“The love was real,” she said. “I think that people are extremely psychic, and it shows. You had parents and children who respected each other. We didn’t have a stupid dad. We had a wonderful dad, wonderful mom, great housekeeper.”
This echoes what other Brady Bunch cast members have said in the past. The jokes are tame by even 1960s standards, and every storyline is family-friendly. That makes the show a safe starter sitcom for young kids and a nostalgia trap for older adults.
Barry Williams, who played Greg Brady, said the show also got a big boost from changes within the television industry. He said during an interview with WFMZ-TV the show was just there at the “right time and place.”
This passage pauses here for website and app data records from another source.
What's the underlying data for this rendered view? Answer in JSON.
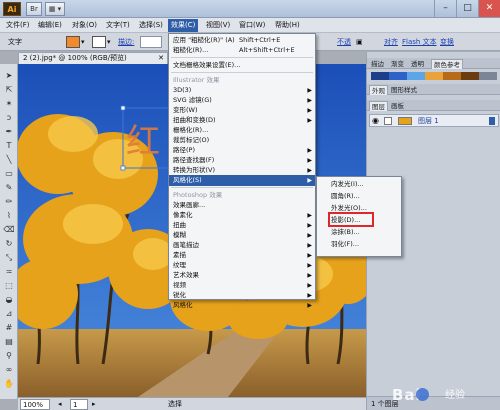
{
  "titlebar": {
    "logo": "Ai",
    "bridge_btn": "Br",
    "arrange_btn": "▦ ▾",
    "controls": [
      "–",
      "□",
      "✕"
    ]
  },
  "menubar": {
    "items": [
      {
        "label": "文件(F)"
      },
      {
        "label": "编辑(E)"
      },
      {
        "label": "对象(O)"
      },
      {
        "label": "文字(T)"
      },
      {
        "label": "选择(S)"
      },
      {
        "label": "效果(C)",
        "active": true
      },
      {
        "label": "视图(V)"
      },
      {
        "label": "窗口(W)"
      },
      {
        "label": "帮助(H)"
      }
    ]
  },
  "controlbar": {
    "text_label": "文字",
    "stroke_label": "描边:",
    "not_transparent": "不透",
    "align": "对齐",
    "flash_text": "Flash 文本",
    "transform": "变换",
    "fill_color": "#f08a2c"
  },
  "doc_tab": {
    "label": "2 (2).jpg* @ 100% (RGB/预览)",
    "close": "✕"
  },
  "canvas": {
    "overlay_text": "红 的"
  },
  "statusbar": {
    "zoom": "100%",
    "page": "1",
    "tool": "选择"
  },
  "effect_menu": {
    "items": [
      {
        "label": "应用 \"粗糙化(R)\" (A)",
        "shortcut": "Shift+Ctrl+E"
      },
      {
        "label": "粗糙化(R)...",
        "shortcut": "Alt+Shift+Ctrl+E"
      },
      {
        "sep": true
      },
      {
        "label": "文档栅格效果设置(E)..."
      },
      {
        "sep": true
      },
      {
        "label": "Illustrator 效果",
        "header": true
      },
      {
        "label": "3D(3)",
        "submenu": true
      },
      {
        "label": "SVG 滤镜(G)",
        "submenu": true
      },
      {
        "label": "变形(W)",
        "submenu": true
      },
      {
        "label": "扭曲和变换(D)",
        "submenu": true
      },
      {
        "label": "栅格化(R)..."
      },
      {
        "label": "裁剪标记(O)"
      },
      {
        "label": "路径(P)",
        "submenu": true
      },
      {
        "label": "路径查找器(F)",
        "submenu": true
      },
      {
        "label": "转换为形状(V)",
        "submenu": true
      },
      {
        "label": "风格化(S)",
        "submenu": true,
        "highlight": true
      },
      {
        "sep": true
      },
      {
        "label": "Photoshop 效果",
        "header": true
      },
      {
        "label": "效果画廊..."
      },
      {
        "label": "像素化",
        "submenu": true
      },
      {
        "label": "扭曲",
        "submenu": true
      },
      {
        "label": "模糊",
        "submenu": true
      },
      {
        "label": "画笔描边",
        "submenu": true
      },
      {
        "label": "素描",
        "submenu": true
      },
      {
        "label": "纹理",
        "submenu": true
      },
      {
        "label": "艺术效果",
        "submenu": true
      },
      {
        "label": "视频",
        "submenu": true
      },
      {
        "label": "锐化",
        "submenu": true
      },
      {
        "label": "风格化",
        "submenu": true
      }
    ]
  },
  "stylize_submenu": {
    "items": [
      "内发光(I)...",
      "圆角(R)...",
      "外发光(O)...",
      "投影(D)...",
      "涂抹(B)...",
      "羽化(F)..."
    ],
    "selected_index": 3
  },
  "right_panel": {
    "top_tabs": [
      "描边",
      "渐变",
      "透明",
      "颜色参考"
    ],
    "appearance_tabs": [
      "外观",
      "图形样式"
    ],
    "layer_tabs": [
      "图层",
      "画板"
    ],
    "layer_name": "图层 1",
    "layers_count": "1 个图层"
  },
  "watermark": {
    "text": "Bai",
    "sub": "经验"
  },
  "colors": {
    "menu_highlight": "#2f5ea8",
    "red_box": "#e0262a",
    "sky": "#2c67c8"
  }
}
“Like in life, everything has to do with the timing of things,” Williams said. “Syndication just came into its own right around that period of time, and that’s what has kept it on all these years. And it’s found a new generation of viewers.”
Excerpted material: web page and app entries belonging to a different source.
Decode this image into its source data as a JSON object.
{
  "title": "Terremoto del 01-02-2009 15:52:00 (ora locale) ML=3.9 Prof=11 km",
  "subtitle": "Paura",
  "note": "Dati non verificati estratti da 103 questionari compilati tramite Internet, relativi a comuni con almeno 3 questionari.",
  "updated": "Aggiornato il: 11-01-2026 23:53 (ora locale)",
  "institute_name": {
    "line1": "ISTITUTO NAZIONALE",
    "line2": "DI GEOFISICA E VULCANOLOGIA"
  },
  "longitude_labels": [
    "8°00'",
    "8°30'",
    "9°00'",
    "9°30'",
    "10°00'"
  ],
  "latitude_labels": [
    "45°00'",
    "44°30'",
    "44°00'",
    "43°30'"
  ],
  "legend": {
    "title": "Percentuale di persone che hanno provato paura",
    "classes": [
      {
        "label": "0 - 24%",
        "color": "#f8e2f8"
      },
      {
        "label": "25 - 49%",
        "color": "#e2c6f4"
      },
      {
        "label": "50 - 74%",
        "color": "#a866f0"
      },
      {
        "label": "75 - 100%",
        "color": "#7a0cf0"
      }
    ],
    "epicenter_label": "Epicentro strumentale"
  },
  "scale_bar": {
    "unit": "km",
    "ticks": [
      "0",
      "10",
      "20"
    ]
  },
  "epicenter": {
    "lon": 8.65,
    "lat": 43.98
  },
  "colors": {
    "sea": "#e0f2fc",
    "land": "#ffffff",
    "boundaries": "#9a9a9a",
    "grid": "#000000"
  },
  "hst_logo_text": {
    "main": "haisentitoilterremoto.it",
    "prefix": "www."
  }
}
Actors Took Years to Undersetand ‘The Brady Bunch’ Success
The Brady Bunch trapped a simpler, and more idyllic 1960s in amber, it also locked the ambers in there as well. For years after the show ended, they struggled to escape the show’s popularity and their former characters.
Not many of the actors remained in the entertainment business when the show ended, which caused some problems. And those that did also had to live under the weight of always being on TV as another character.
“It was strange for me for the first few years after we stopped filming the show,” Barry Williams said in 2009. “I was done with it and wanted to move on. I only resented the character when it interfered with getting new work.
“I’d become very active and successful in musical theatre, and as time went on and I juggled between theatre and TV and singing, I made my peace. Then I wrote a best-selling book called ‘Growing Up Brady’, and I was grateful again for the show.”
Over time, they’ve all made their peace with the series and are proud of its place in pop-culture history.
“People come up to me and they say a line and it makes them happy,” Maureen McCormick said. “And I’ve heard it a million times, but to see them saying it, and their pure enthusiasm in saying it, makes me happy because they’re happy. It brings them happiness.”